Chapter I: The Value of Florida’s State Forests

Meet Some of Nature’s Most Fragile Members

Wood Stork
The wood stork - the only stork that breeds in North America - is just one of Florida’s dozens of endangered species.

Florida’s forests prove a retreat from civilization for us humans, but, for many creatures, the forests are simply home. Rare species, like the gopher tortoise and bald eagle, depend upon unique ecosystems to survive. Flanked by singular plants and unique natural communities, this region boasts diversity at every level. Each state forest claims a distinctive blend where streams drift through bottomland hardwoods, estimated by some to have existed in southeastern America as long as 100 million years.

Florida’s great horned owls are the solitary breed that nests in forked limbs of trees rather than in cavities.

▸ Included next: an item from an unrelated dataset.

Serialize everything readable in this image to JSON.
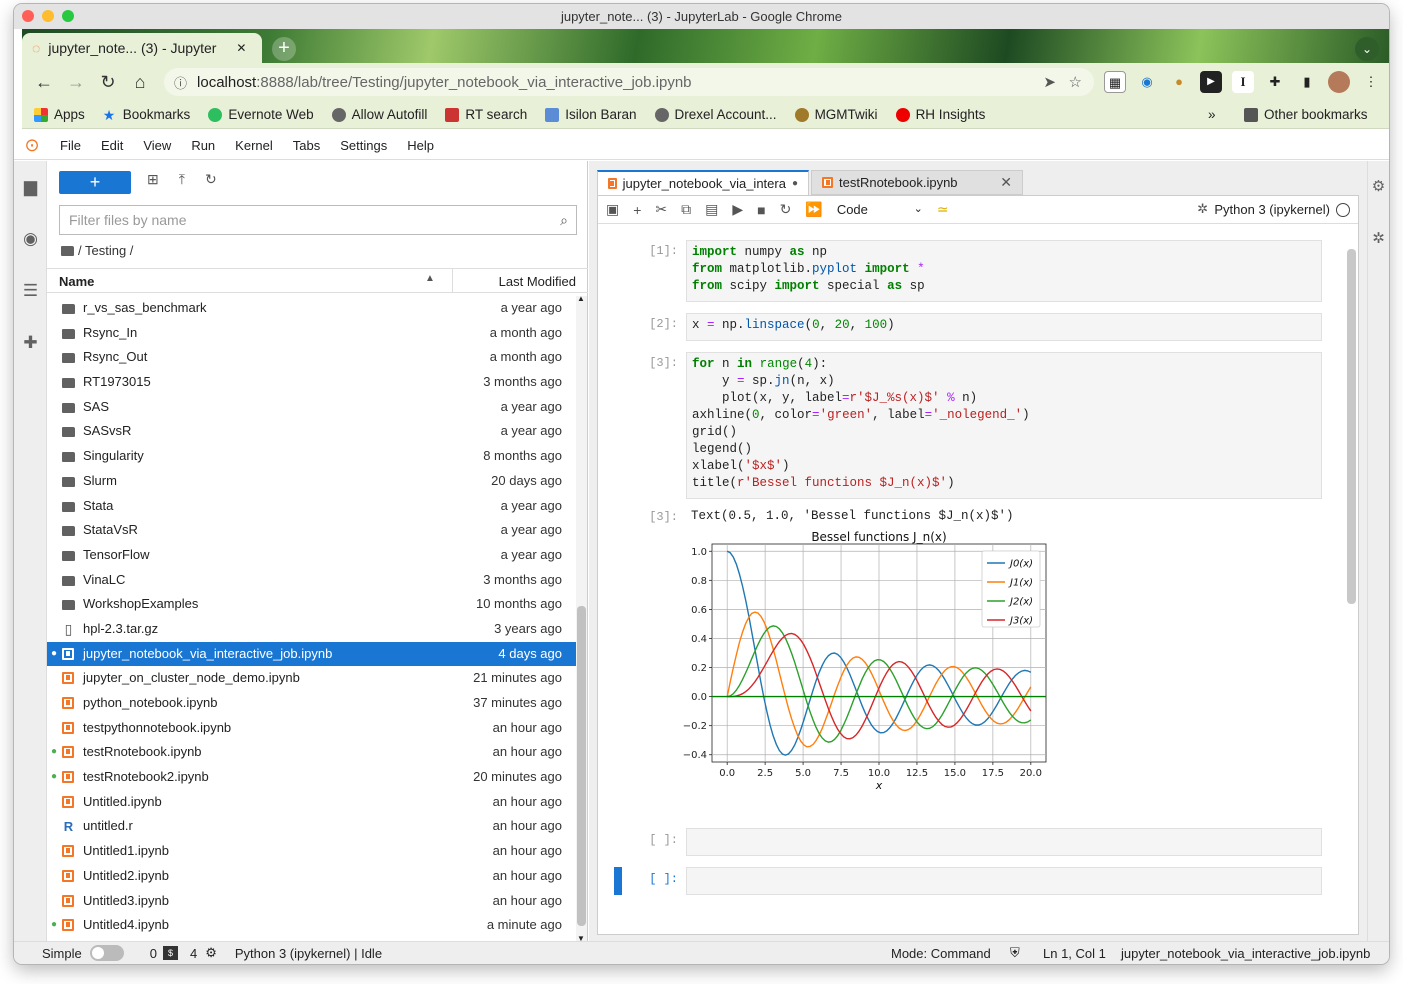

Home to hundreds of species labeled endangered, threatened and of special concern, Florida’s state forests maintain the precarious balance of life each requires for continued existence. When natural or man-made disasters, such as tornadoes or wildfire, strike, carefully designed forest management practices restore order. All the while, clean air and water sustain multiple bio-systems even while tempting 21st-century human beings away from urban sprawl and back into nature’s spell.

Next: Working Together in the Wild